WHAT IS EXPECTED »
Down to the last line, reproduce the data below exactly.

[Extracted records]
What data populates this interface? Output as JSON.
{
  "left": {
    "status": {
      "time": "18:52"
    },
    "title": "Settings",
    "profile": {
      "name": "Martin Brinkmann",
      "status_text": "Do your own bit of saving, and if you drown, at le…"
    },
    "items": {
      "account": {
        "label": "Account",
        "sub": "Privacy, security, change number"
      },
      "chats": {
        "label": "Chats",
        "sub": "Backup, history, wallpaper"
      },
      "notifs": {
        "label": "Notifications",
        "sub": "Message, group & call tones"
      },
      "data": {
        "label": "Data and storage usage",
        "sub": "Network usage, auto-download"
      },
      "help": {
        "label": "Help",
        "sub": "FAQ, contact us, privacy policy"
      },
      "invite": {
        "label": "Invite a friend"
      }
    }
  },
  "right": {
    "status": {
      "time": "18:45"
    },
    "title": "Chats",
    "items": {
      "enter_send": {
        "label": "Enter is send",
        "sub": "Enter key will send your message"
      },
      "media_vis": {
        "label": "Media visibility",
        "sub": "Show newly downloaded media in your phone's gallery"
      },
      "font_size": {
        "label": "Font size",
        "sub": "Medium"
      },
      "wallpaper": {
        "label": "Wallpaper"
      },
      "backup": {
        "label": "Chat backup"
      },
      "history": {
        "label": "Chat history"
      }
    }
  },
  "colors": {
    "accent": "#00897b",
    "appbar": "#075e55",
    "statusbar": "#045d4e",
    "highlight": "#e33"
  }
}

EXERCISE RESULT »
What data populates this interface? Output as JSON.
{
  "left": {
    "status": {
      "time": "18:52"
    },
    "title": "Settings",
    "profile": {
      "name": "Martin Brinkmann",
      "status_text": "Do your own bit of saving, and if you drown, at le…"
    },
    "items": {
      "account": {
        "label": "Account",
        "sub": "Privacy, security, change number"
      },
      "chats": {
        "label": "Chats",
        "sub": "Backup, history, wallpaper"
      },
      "notifs": {
        "label": "Notifications",
        "sub": "Message, group & call tones"
      },
      "data": {
        "label": "Data and storage usage",
        "sub": "Network usage, auto-download"
      },
      "help": {
        "label": "Help",
        "sub": "FAQ, contact us, privacy policy"
      },
      "invite": {
        "label": "Invite a friend"
      }
    }
  },
  "right": {
    "status": {
      "time": "18:45"
    },
    "title": "Chats",
    "items": {
      "enter_send": {
        "label": "Enter is send",
        "sub": "Enter key will send your message"
      },
      "media_vis": {
        "label": "Media visibility",
        "sub": "Show newly downloaded media in your phone's gallery"
      },
      "font_size": {
        "label": "Font size",
        "sub": "Medium"
      },
      "wallpaper": {
        "label": "Wallpaper"
      },
      "backup": {
        "label": "Chat backup"
      },
      "history": {
        "label": "Chat history"
      }
    }
  },
  "colors": {
    "accent": "#00897b",
    "appbar": "#075e55",
    "statusbar": "#045d4e",
    "highlight": "#e33"
  }
}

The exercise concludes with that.